I soon realised, that riding like running requires training. But even more so. When taking up running, if you are out of shape, you can slow down and churn your legs to go up and down hills. With riding, it is a whole new ball game. If you don’t have the leg power, you simply won’t get up the hill. You can’t slow down the pace, otherwise you would fall off the bike. And you need to apply constant power on the lowest gear to get up a hill.
Using consistent power through your legs will cause cramping if you haven’t trained. And no matter how bananas you eat, or magnesium tablets you swallow, you will still cramp.
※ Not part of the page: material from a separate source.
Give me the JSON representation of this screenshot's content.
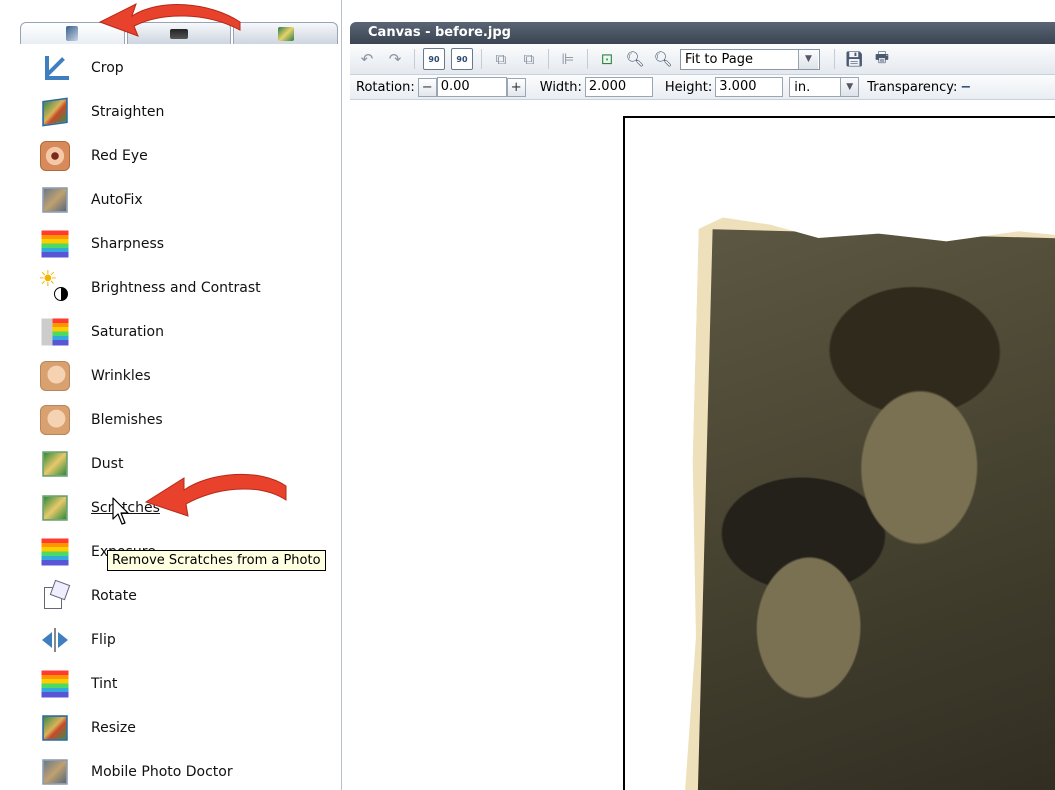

The worst is when I cramped on both legs on a very challenging ride. I was cycling on a road bike with friends, I had just came back from overseas and was jet lagged, and of course I was out of shape. A recipe for disaster. Towards the end of the long ride, I cramped in both legs! It was embarrassing! My friends had to steer me to the side of the road. Then try to extract me from the bike with my shoes still clipped on to the pedals. This was impossible. So they let me fall to the side on the grass, and then slid me side wards off the bike. It was one of the most painful experiences that I have ever had.
So, case in point, do not go on the challenging rides immediately, start easy, and train on a few hills each day.
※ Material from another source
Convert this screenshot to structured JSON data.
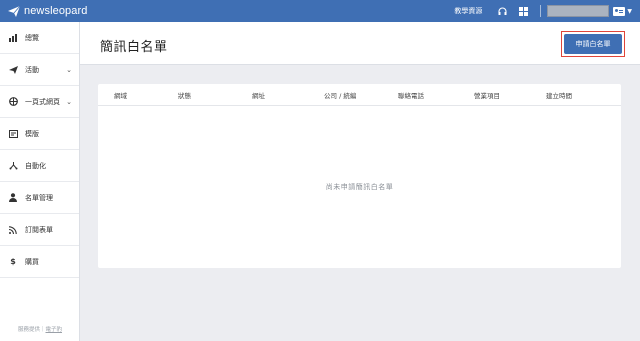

4. Ride in a group or with friends
When I was introduced to road cycling, I was fortunate to be part of a group. The group was a little hard core, and I wished they didn’t throw me in the deep end, but without their support, I wouldn’t be enjoying road cycling.
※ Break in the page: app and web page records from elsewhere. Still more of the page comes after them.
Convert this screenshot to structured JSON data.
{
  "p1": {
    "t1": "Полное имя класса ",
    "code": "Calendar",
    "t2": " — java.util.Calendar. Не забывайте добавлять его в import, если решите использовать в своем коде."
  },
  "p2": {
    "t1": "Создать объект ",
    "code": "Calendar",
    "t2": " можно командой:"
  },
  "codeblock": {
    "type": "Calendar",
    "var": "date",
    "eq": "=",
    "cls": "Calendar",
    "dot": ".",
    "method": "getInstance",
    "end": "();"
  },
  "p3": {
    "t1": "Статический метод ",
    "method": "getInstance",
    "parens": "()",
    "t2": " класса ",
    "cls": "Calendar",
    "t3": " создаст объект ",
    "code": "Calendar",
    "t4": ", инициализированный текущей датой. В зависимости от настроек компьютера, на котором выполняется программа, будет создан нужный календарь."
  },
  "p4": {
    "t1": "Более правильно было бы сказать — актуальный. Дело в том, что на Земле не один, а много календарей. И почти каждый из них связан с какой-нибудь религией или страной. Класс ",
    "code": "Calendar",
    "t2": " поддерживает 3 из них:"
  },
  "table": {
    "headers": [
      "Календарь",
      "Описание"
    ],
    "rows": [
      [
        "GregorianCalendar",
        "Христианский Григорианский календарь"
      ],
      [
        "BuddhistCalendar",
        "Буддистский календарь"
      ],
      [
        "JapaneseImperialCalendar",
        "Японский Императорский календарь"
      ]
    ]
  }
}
Start with riding in a cycling group. Through a cycling group you will be able to ask questions, ride with safety, learning new tips and tricks, and if anything goes wrong (which I guarantee there will), such as puncture, accident, bike mechanical issue, your group will be there to help you.
If you don’t intend to ride with a group, make sure you tell someone where you are riding to, and bring your phone. (And make sure it is charged).
If you do ride alone, make sure you tell someone!
5. The Bike Fits
This is particularly important for the long rides. The road bike, mountain bike, electric bike, whatever it is, must fit. Doesn’t have to be perfect (there is hardly ever a perfect fit), but enough so that it is comfortable.
When I refer to long rides, I define it as time on the bike. The more time on an ill fitting bike, the most painful it will become. The pain will show in the shoulders, neck or in the back.
If the road bicycle is too big, you will feel it in the neck and shoulders. You will be stretched too far forward and when you pedal you may feel as if your thighs are hitting your chest.
If a road bicycle is too small, you will fee compressed and crouched.
It is lesser noticed with mountain bikes and perhaps electric bikes, but the importance is still needed for the long rides. Short rides are ok, as the position is bearable, but for long rides it can lead to a lot of pain.
6. Cycling Rules
There are different laws in each country, each state, province and locality. Make sure you are familiar with the legality of riding on the road, on a foot path, and in parks or nature reserves.
Riding a bicycle is a lot of fun, but be sure that you ride legally. In many developed countries riding with a helmet on is mandatory, and if you don’t have one on when riding, you may be fined.
In addition, there are riding rules in some bicycle groups. Rules such as calling out, signally, and no drop rules (don’t leave you behind). Make sure you understand the signals, and the jargon. Signaling rules on a road bike in a group is extremely important for safety reasons.
I commend you for looking into bicycle riding in 2020! I hope these tips and tricks will help you get started to something that you will hopefully enjoy and continue to do.
If you are money conscious, don’t buy a brand new bicycle. In fact, even the season cyclist normally scours the internet for second hand deals, unless there is a great new road bike sale. Be attuned to how comfortable you are with riding a bike, and above all be safe and ride within the rules of where you live.